DENVER -- Beginning Jan. 1, 2020, Colorado's Red Flag law will take effect. So, what is the process for taking guns away from someone believed to be a threat?
Who can seek an extreme risk protection order (ERPO)?
The state has posted detailed information on its website about how any Colorado citizen can apply for an ERPO against a gun owner if the citizen feels the gun owner may be a threat to themselves or others. The person filing the ERPO must meet at least one of the following qualifications:
▪ The person is related by blood, marriage or adoption to the gun owner.
▪ The person has a child or children in common with the gun owner (regardless of marriage or whether they have lived with the gun owner at any time).
▪ The person regularly resides or has regularly resided with the gun owner within the last six months.
▪ The person is a domestic partner of the gun owner.
▪ The person has a biological or legal parent-child relationship with the gun owner (including stepparents and stepchildren, grandparents and grandchildren).
▪ The person is acting or has acted as the gun owner’s legal guardian.
▪ The person is the spouse or former spouse of the gun owner.
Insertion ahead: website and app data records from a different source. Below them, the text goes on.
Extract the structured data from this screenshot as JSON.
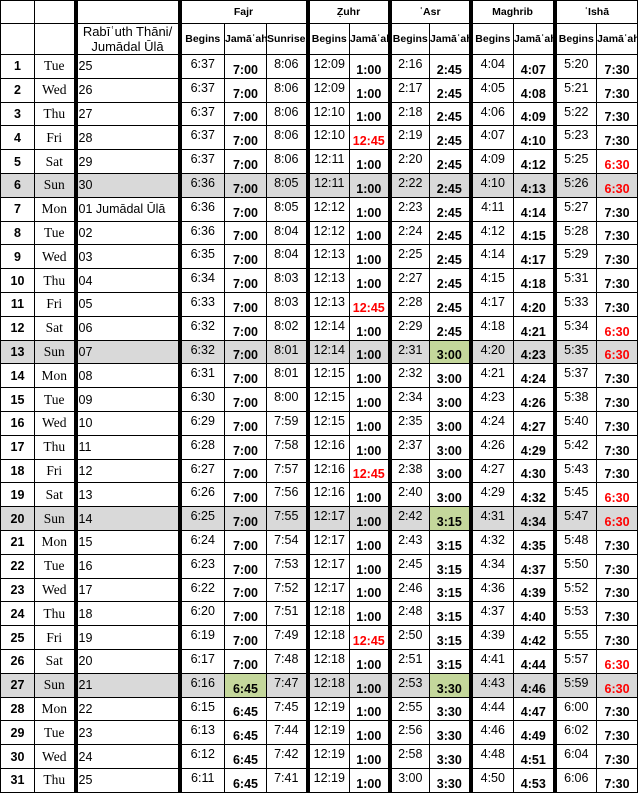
{
  "header": {
    "groups": [
      "Fajr",
      "Ẓuhr",
      "ʿAsr",
      "Maghrib",
      "ʿIshā"
    ],
    "hijri_months": "Rabīʿuth Thāni/ Jumādal Ūlā",
    "begins": "Begins",
    "jamaah": "Jamāʿah",
    "sunrise": "Sunrise"
  },
  "colors": {
    "sunday_row": "#d9d9d9",
    "jamaah_change": "#c4d79b",
    "exception_time": "#ff0000"
  },
  "rows": [
    {
      "n": "1",
      "day": "Tue",
      "hijri": "25",
      "fajr_b": "6:37",
      "fajr_j": "7:00",
      "sunrise": "8:06",
      "zuhr_b": "12:09",
      "zuhr_j": "1:00",
      "asr_b": "2:16",
      "asr_j": "2:45",
      "mag_b": "4:04",
      "mag_j": "4:07",
      "isha_b": "5:20",
      "isha_j": "7:30"
    },
    {
      "n": "2",
      "day": "Wed",
      "hijri": "26",
      "fajr_b": "6:37",
      "fajr_j": "7:00",
      "sunrise": "8:06",
      "zuhr_b": "12:09",
      "zuhr_j": "1:00",
      "asr_b": "2:17",
      "asr_j": "2:45",
      "mag_b": "4:05",
      "mag_j": "4:08",
      "isha_b": "5:21",
      "isha_j": "7:30"
    },
    {
      "n": "3",
      "day": "Thu",
      "hijri": "27",
      "fajr_b": "6:37",
      "fajr_j": "7:00",
      "sunrise": "8:06",
      "zuhr_b": "12:10",
      "zuhr_j": "1:00",
      "asr_b": "2:18",
      "asr_j": "2:45",
      "mag_b": "4:06",
      "mag_j": "4:09",
      "isha_b": "5:22",
      "isha_j": "7:30"
    },
    {
      "n": "4",
      "day": "Fri",
      "hijri": "28",
      "fajr_b": "6:37",
      "fajr_j": "7:00",
      "sunrise": "8:06",
      "zuhr_b": "12:10",
      "zuhr_j": "12:45",
      "asr_b": "2:19",
      "asr_j": "2:45",
      "mag_b": "4:07",
      "mag_j": "4:10",
      "isha_b": "5:23",
      "isha_j": "7:30"
    },
    {
      "n": "5",
      "day": "Sat",
      "hijri": "29",
      "fajr_b": "6:37",
      "fajr_j": "7:00",
      "sunrise": "8:06",
      "zuhr_b": "12:11",
      "zuhr_j": "1:00",
      "asr_b": "2:20",
      "asr_j": "2:45",
      "mag_b": "4:09",
      "mag_j": "4:12",
      "isha_b": "5:25",
      "isha_j": "6:30"
    },
    {
      "n": "6",
      "day": "Sun",
      "hijri": "30",
      "fajr_b": "6:36",
      "fajr_j": "7:00",
      "sunrise": "8:05",
      "zuhr_b": "12:11",
      "zuhr_j": "1:00",
      "asr_b": "2:22",
      "asr_j": "2:45",
      "mag_b": "4:10",
      "mag_j": "4:13",
      "isha_b": "5:26",
      "isha_j": "6:30"
    },
    {
      "n": "7",
      "day": "Mon",
      "hijri": "01 Jumādal Ūlā",
      "fajr_b": "6:36",
      "fajr_j": "7:00",
      "sunrise": "8:05",
      "zuhr_b": "12:12",
      "zuhr_j": "1:00",
      "asr_b": "2:23",
      "asr_j": "2:45",
      "mag_b": "4:11",
      "mag_j": "4:14",
      "isha_b": "5:27",
      "isha_j": "7:30"
    },
    {
      "n": "8",
      "day": "Tue",
      "hijri": "02",
      "fajr_b": "6:36",
      "fajr_j": "7:00",
      "sunrise": "8:04",
      "zuhr_b": "12:12",
      "zuhr_j": "1:00",
      "asr_b": "2:24",
      "asr_j": "2:45",
      "mag_b": "4:12",
      "mag_j": "4:15",
      "isha_b": "5:28",
      "isha_j": "7:30"
    },
    {
      "n": "9",
      "day": "Wed",
      "hijri": "03",
      "fajr_b": "6:35",
      "fajr_j": "7:00",
      "sunrise": "8:04",
      "zuhr_b": "12:13",
      "zuhr_j": "1:00",
      "asr_b": "2:25",
      "asr_j": "2:45",
      "mag_b": "4:14",
      "mag_j": "4:17",
      "isha_b": "5:29",
      "isha_j": "7:30"
    },
    {
      "n": "10",
      "day": "Thu",
      "hijri": "04",
      "fajr_b": "6:34",
      "fajr_j": "7:00",
      "sunrise": "8:03",
      "zuhr_b": "12:13",
      "zuhr_j": "1:00",
      "asr_b": "2:27",
      "asr_j": "2:45",
      "mag_b": "4:15",
      "mag_j": "4:18",
      "isha_b": "5:31",
      "isha_j": "7:30"
    },
    {
      "n": "11",
      "day": "Fri",
      "hijri": "05",
      "fajr_b": "6:33",
      "fajr_j": "7:00",
      "sunrise": "8:03",
      "zuhr_b": "12:13",
      "zuhr_j": "12:45",
      "asr_b": "2:28",
      "asr_j": "2:45",
      "mag_b": "4:17",
      "mag_j": "4:20",
      "isha_b": "5:33",
      "isha_j": "7:30"
    },
    {
      "n": "12",
      "day": "Sat",
      "hijri": "06",
      "fajr_b": "6:32",
      "fajr_j": "7:00",
      "sunrise": "8:02",
      "zuhr_b": "12:14",
      "zuhr_j": "1:00",
      "asr_b": "2:29",
      "asr_j": "2:45",
      "mag_b": "4:18",
      "mag_j": "4:21",
      "isha_b": "5:34",
      "isha_j": "6:30"
    },
    {
      "n": "13",
      "day": "Sun",
      "hijri": "07",
      "fajr_b": "6:32",
      "fajr_j": "7:00",
      "sunrise": "8:01",
      "zuhr_b": "12:14",
      "zuhr_j": "1:00",
      "asr_b": "2:31",
      "asr_j": "3:00",
      "mag_b": "4:20",
      "mag_j": "4:23",
      "isha_b": "5:35",
      "isha_j": "6:30",
      "green": "asr_j"
    },
    {
      "n": "14",
      "day": "Mon",
      "hijri": "08",
      "fajr_b": "6:31",
      "fajr_j": "7:00",
      "sunrise": "8:01",
      "zuhr_b": "12:15",
      "zuhr_j": "1:00",
      "asr_b": "2:32",
      "asr_j": "3:00",
      "mag_b": "4:21",
      "mag_j": "4:24",
      "isha_b": "5:37",
      "isha_j": "7:30"
    },
    {
      "n": "15",
      "day": "Tue",
      "hijri": "09",
      "fajr_b": "6:30",
      "fajr_j": "7:00",
      "sunrise": "8:00",
      "zuhr_b": "12:15",
      "zuhr_j": "1:00",
      "asr_b": "2:34",
      "asr_j": "3:00",
      "mag_b": "4:23",
      "mag_j": "4:26",
      "isha_b": "5:38",
      "isha_j": "7:30"
    },
    {
      "n": "16",
      "day": "Wed",
      "hijri": "10",
      "fajr_b": "6:29",
      "fajr_j": "7:00",
      "sunrise": "7:59",
      "zuhr_b": "12:15",
      "zuhr_j": "1:00",
      "asr_b": "2:35",
      "asr_j": "3:00",
      "mag_b": "4:24",
      "mag_j": "4:27",
      "isha_b": "5:40",
      "isha_j": "7:30"
    },
    {
      "n": "17",
      "day": "Thu",
      "hijri": "11",
      "fajr_b": "6:28",
      "fajr_j": "7:00",
      "sunrise": "7:58",
      "zuhr_b": "12:16",
      "zuhr_j": "1:00",
      "asr_b": "2:37",
      "asr_j": "3:00",
      "mag_b": "4:26",
      "mag_j": "4:29",
      "isha_b": "5:42",
      "isha_j": "7:30"
    },
    {
      "n": "18",
      "day": "Fri",
      "hijri": "12",
      "fajr_b": "6:27",
      "fajr_j": "7:00",
      "sunrise": "7:57",
      "zuhr_b": "12:16",
      "zuhr_j": "12:45",
      "asr_b": "2:38",
      "asr_j": "3:00",
      "mag_b": "4:27",
      "mag_j": "4:30",
      "isha_b": "5:43",
      "isha_j": "7:30"
    },
    {
      "n": "19",
      "day": "Sat",
      "hijri": "13",
      "fajr_b": "6:26",
      "fajr_j": "7:00",
      "sunrise": "7:56",
      "zuhr_b": "12:16",
      "zuhr_j": "1:00",
      "asr_b": "2:40",
      "asr_j": "3:00",
      "mag_b": "4:29",
      "mag_j": "4:32",
      "isha_b": "5:45",
      "isha_j": "6:30"
    },
    {
      "n": "20",
      "day": "Sun",
      "hijri": "14",
      "fajr_b": "6:25",
      "fajr_j": "7:00",
      "sunrise": "7:55",
      "zuhr_b": "12:17",
      "zuhr_j": "1:00",
      "asr_b": "2:42",
      "asr_j": "3:15",
      "mag_b": "4:31",
      "mag_j": "4:34",
      "isha_b": "5:47",
      "isha_j": "6:30",
      "green": "asr_j"
    },
    {
      "n": "21",
      "day": "Mon",
      "hijri": "15",
      "fajr_b": "6:24",
      "fajr_j": "7:00",
      "sunrise": "7:54",
      "zuhr_b": "12:17",
      "zuhr_j": "1:00",
      "asr_b": "2:43",
      "asr_j": "3:15",
      "mag_b": "4:32",
      "mag_j": "4:35",
      "isha_b": "5:48",
      "isha_j": "7:30"
    },
    {
      "n": "22",
      "day": "Tue",
      "hijri": "16",
      "fajr_b": "6:23",
      "fajr_j": "7:00",
      "sunrise": "7:53",
      "zuhr_b": "12:17",
      "zuhr_j": "1:00",
      "asr_b": "2:45",
      "asr_j": "3:15",
      "mag_b": "4:34",
      "mag_j": "4:37",
      "isha_b": "5:50",
      "isha_j": "7:30"
    },
    {
      "n": "23",
      "day": "Wed",
      "hijri": "17",
      "fajr_b": "6:22",
      "fajr_j": "7:00",
      "sunrise": "7:52",
      "zuhr_b": "12:17",
      "zuhr_j": "1:00",
      "asr_b": "2:46",
      "asr_j": "3:15",
      "mag_b": "4:36",
      "mag_j": "4:39",
      "isha_b": "5:52",
      "isha_j": "7:30"
    },
    {
      "n": "24",
      "day": "Thu",
      "hijri": "18",
      "fajr_b": "6:20",
      "fajr_j": "7:00",
      "sunrise": "7:51",
      "zuhr_b": "12:18",
      "zuhr_j": "1:00",
      "asr_b": "2:48",
      "asr_j": "3:15",
      "mag_b": "4:37",
      "mag_j": "4:40",
      "isha_b": "5:53",
      "isha_j": "7:30"
    },
    {
      "n": "25",
      "day": "Fri",
      "hijri": "19",
      "fajr_b": "6:19",
      "fajr_j": "7:00",
      "sunrise": "7:49",
      "zuhr_b": "12:18",
      "zuhr_j": "12:45",
      "asr_b": "2:50",
      "asr_j": "3:15",
      "mag_b": "4:39",
      "mag_j": "4:42",
      "isha_b": "5:55",
      "isha_j": "7:30"
    },
    {
      "n": "26",
      "day": "Sat",
      "hijri": "20",
      "fajr_b": "6:17",
      "fajr_j": "7:00",
      "sunrise": "7:48",
      "zuhr_b": "12:18",
      "zuhr_j": "1:00",
      "asr_b": "2:51",
      "asr_j": "3:15",
      "mag_b": "4:41",
      "mag_j": "4:44",
      "isha_b": "5:57",
      "isha_j": "6:30"
    },
    {
      "n": "27",
      "day": "Sun",
      "hijri": "21",
      "fajr_b": "6:16",
      "fajr_j": "6:45",
      "sunrise": "7:47",
      "zuhr_b": "12:18",
      "zuhr_j": "1:00",
      "asr_b": "2:53",
      "asr_j": "3:30",
      "mag_b": "4:43",
      "mag_j": "4:46",
      "isha_b": "5:59",
      "isha_j": "6:30",
      "green": "fajr_j,asr_j"
    },
    {
      "n": "28",
      "day": "Mon",
      "hijri": "22",
      "fajr_b": "6:15",
      "fajr_j": "6:45",
      "sunrise": "7:45",
      "zuhr_b": "12:19",
      "zuhr_j": "1:00",
      "asr_b": "2:55",
      "asr_j": "3:30",
      "mag_b": "4:44",
      "mag_j": "4:47",
      "isha_b": "6:00",
      "isha_j": "7:30"
    },
    {
      "n": "29",
      "day": "Tue",
      "hijri": "23",
      "fajr_b": "6:13",
      "fajr_j": "6:45",
      "sunrise": "7:44",
      "zuhr_b": "12:19",
      "zuhr_j": "1:00",
      "asr_b": "2:56",
      "asr_j": "3:30",
      "mag_b": "4:46",
      "mag_j": "4:49",
      "isha_b": "6:02",
      "isha_j": "7:30"
    },
    {
      "n": "30",
      "day": "Wed",
      "hijri": "24",
      "fajr_b": "6:12",
      "fajr_j": "6:45",
      "sunrise": "7:42",
      "zuhr_b": "12:19",
      "zuhr_j": "1:00",
      "asr_b": "2:58",
      "asr_j": "3:30",
      "mag_b": "4:48",
      "mag_j": "4:51",
      "isha_b": "6:04",
      "isha_j": "7:30"
    },
    {
      "n": "31",
      "day": "Thu",
      "hijri": "25",
      "fajr_b": "6:11",
      "fajr_j": "6:45",
      "sunrise": "7:41",
      "zuhr_b": "12:19",
      "zuhr_j": "1:00",
      "asr_b": "3:00",
      "asr_j": "3:30",
      "mag_b": "4:50",
      "mag_j": "4:53",
      "isha_b": "6:06",
      "isha_j": "7:30"
    }
  ]
}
▪ In the past the person has been in or is presently in an unmarried couple relationship with the gun owner.
In addition to regular citizens, law enforcement can also request an ERPO.
What forms do you fill out?
The main form is five pages long.
It asks questions about your relationship to the gun owner, what conditions the person may be suffering from, and the location and type of firearms the person owns.
Where do you turn in forms?
According to Douglas County Sheriff Tony Spurlock, the clerk at your local courthouse is where a regular citizen can seek an ERPO.
"If a citizen wants to do that, the process by law is to come to the court and the court would make a decision at that point if they would turn it over to the sheriff's office," Spurlock said.
How is an ERPO issued?
A judge will decide if someone initially meets the criteria to have his or her guns taken away. This first hearing will be conducted ex parte, without the gun owner present.
A judge can decide if the situation warrants the sheriff and his or her deputies moving in to take guns away immediately without the gun owner's knowledge and before a notice to appear in court can be given to the gun owner.
Who will represent the gun owner in court?
The state has set aside funds to have attorneys on standby to represent gun owners. Each judicial district has been compiling a list.
Attorney Claire McGuire Elster is just one Colorado attorney who has signed up to represent gun owners when an ERPO is issued against them. Elster says within 14 days of the first ERPO hearing, a gun owner has the right to request a judge for their guns back.
"It's our job to make sure due process is held," McGuire Elster said, adding, "Each individual respondent will be different, obviously, but I expect most clients will maintain their right to have firearms."
Where would guns go and how long can they be stored?
ERPOs can last for 364 days and in most cases, local law enforcement will store the guns. In some cases, however, guns can be stored with antique dealers and gun sellers.